For those on the far left, mostly women (54%), the fear that motivates them above all is linked to the environment. They also travel much more by bicycle, on foot or by public transport.
On the right, we first fear inflation and economic setbacks. Those most polarized in this sense are mostly men (79%), and they are more likely to be heterosexual and drive motorized vehicles than average.
The most pro-cosmopolitan fringe of the electorate is above all afraid of intolerance and racism. They are mostly immigrants (54%, against 15%).
The most nationalistic, for their part, fear the deterioration of the French language as much as that of the environment.
The distorting mirror of social media
Social media has often been held responsible for polarization, because of its algorithms which tend to isolate internet users in echo chambers.
For example, if we observe the political ecosystem of Twitter, we realize that most of the exchanges are between members of the same party.
The Twittosphere, as the CLESSN researchers call it, lists all the publications of the candidates between July 1 and September 7. Thus, the party most focused on itself is the Coalition Avenir Québec, with no less than 98% of interactions between party candidates. It is Québec solidaire that appeals the most to the members of other groups, with 83% of exchanges internally and 17% externally.
But Professor Montigny recalls that “Twitter is not representative at all” of the social climate. “In social media, what we see is a distorted mirror of society, where there are people who are more radical and people who express remarks in the political debate a little more uninhibited, which I calls for incivility rather than polarization. »
If we now turn to the debates in the National Assembly, we can see that the tone used by the deputies has remained more or less the same since 1955, according to an analysis by the CLESSN based on the words used during periods of Questions.
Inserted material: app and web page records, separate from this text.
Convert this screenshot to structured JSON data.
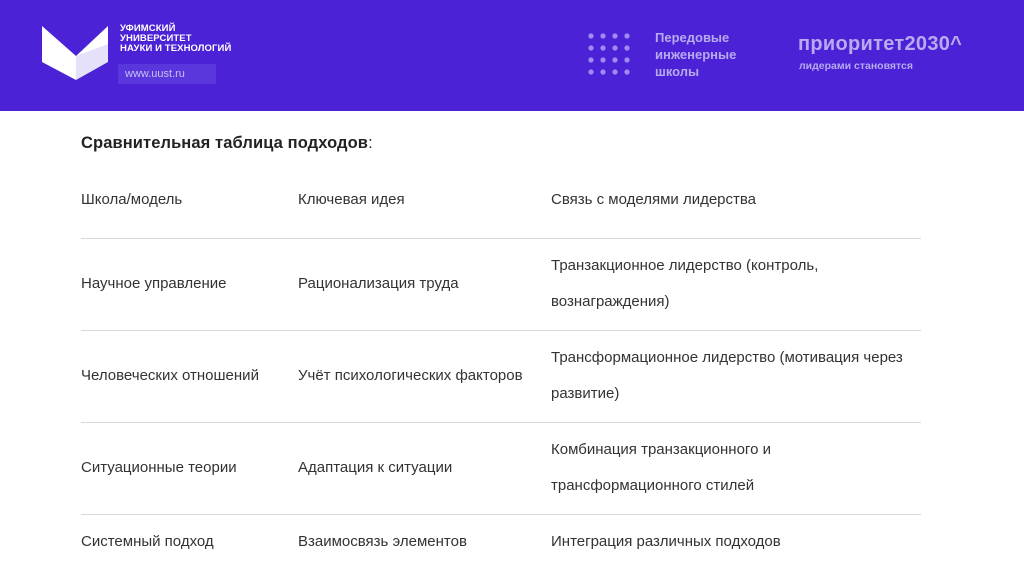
{
  "header": {
    "university_lines": [
      "Уфимский",
      "университет",
      "науки и технологий"
    ],
    "site": "www.uust.ru",
    "program_lines": [
      "Передовые",
      "инженерные",
      "школы"
    ],
    "priority_logo": "приоритет2030^",
    "priority_tagline": "лидерами становятся",
    "brand_color": "#4b22d6"
  },
  "content": {
    "title": "Сравнительная таблица подходов",
    "title_colon": ":",
    "columns": [
      "Школа/модель",
      "Ключевая идея",
      "Связь с моделями лидерства"
    ],
    "rows": [
      [
        "Научное управление",
        "Рационализация труда",
        "Транзакционное лидерство (контроль, вознаграждения)"
      ],
      [
        "Человеческих отношений",
        "Учёт психологических факторов",
        "Трансформационное лидерство (мотивация через развитие)"
      ],
      [
        "Ситуационные теории",
        "Адаптация к ситуации",
        "Комбинация транзакционного и трансформационного стилей"
      ],
      [
        "Системный подход",
        "Взаимосвязь элементов",
        "Интеграция различных подходов"
      ]
    ]
  }
}
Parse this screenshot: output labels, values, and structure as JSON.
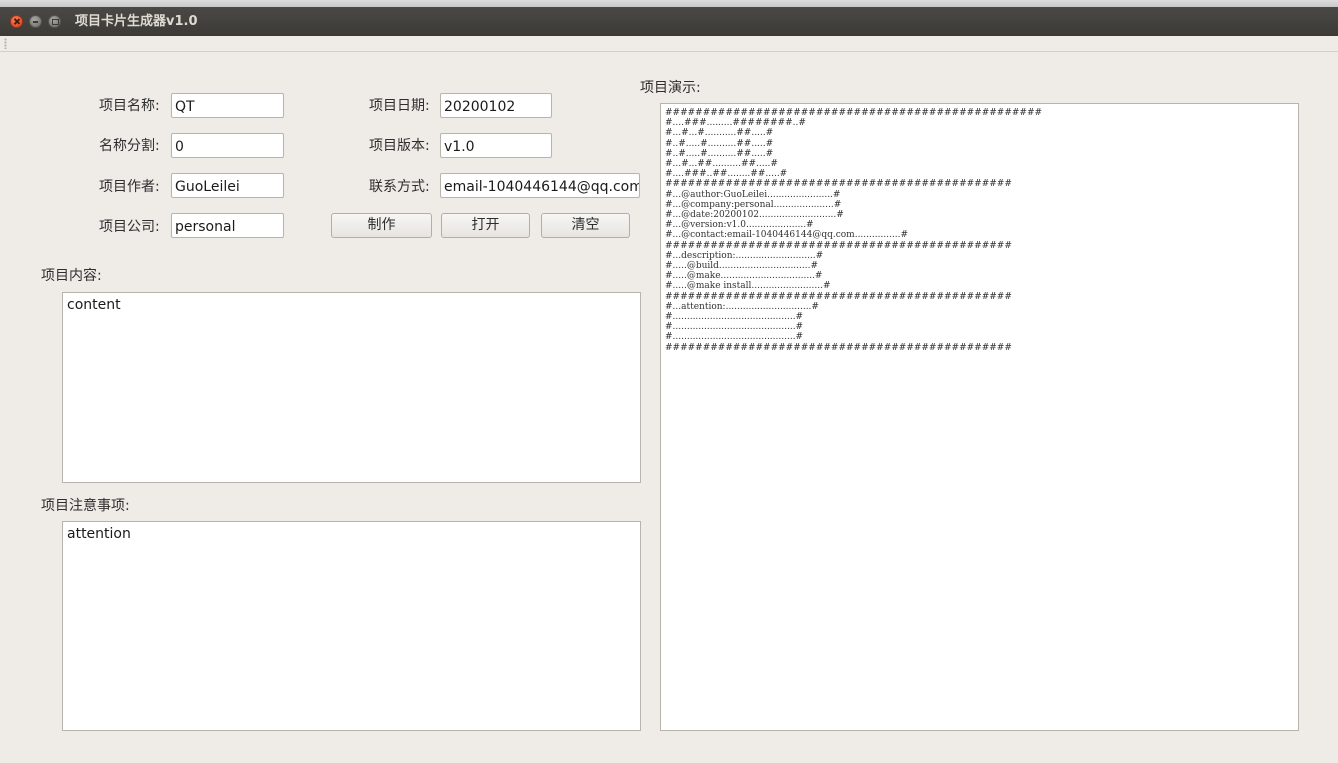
{
  "window": {
    "title": "项目卡片生成器v1.0"
  },
  "form": {
    "name_label": "项目名称:",
    "name_value": "QT",
    "split_label": "名称分割:",
    "split_value": "0",
    "author_label": "项目作者:",
    "author_value": "GuoLeilei",
    "company_label": "项目公司:",
    "company_value": "personal",
    "date_label": "项目日期:",
    "date_value": "20200102",
    "version_label": "项目版本:",
    "version_value": "v1.0",
    "contact_label": "联系方式:",
    "contact_value": "email-1040446144@qq.com"
  },
  "buttons": {
    "make": "制作",
    "open": "打开",
    "clear": "清空"
  },
  "content": {
    "label": "项目内容:",
    "value": "content"
  },
  "attention": {
    "label": "项目注意事项:",
    "value": "attention"
  },
  "preview": {
    "label": "项目演示:",
    "text": "##################################################\n#....###.........########..#\n#...#...#...........##.....#\n#..#.....#..........##.....#\n#..#.....#..........##.....#\n#...#...##..........##.....#\n#....###..##........##.....#\n##############################################\n#...@author:GuoLeilei.......................#\n#...@company:personal.....................#\n#...@date:20200102...........................#\n#...@version:v1.0.....................#\n#...@contact:email-1040446144@qq.com................#\n##############################################\n#...description:............................#\n#.....@build................................#\n#.....@make.................................#\n#.....@make install.........................#\n##############################################\n#...attention:..............................#\n#...........................................#\n#...........................................#\n#...........................................#\n##############################################"
  }
}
In the years 2005 to 2022, the tone has even become more positive than during the period from the 1960s to the 1990s. MPs therefore do not tend to have increasingly polarizing comments outside of social media. , according to the analysis.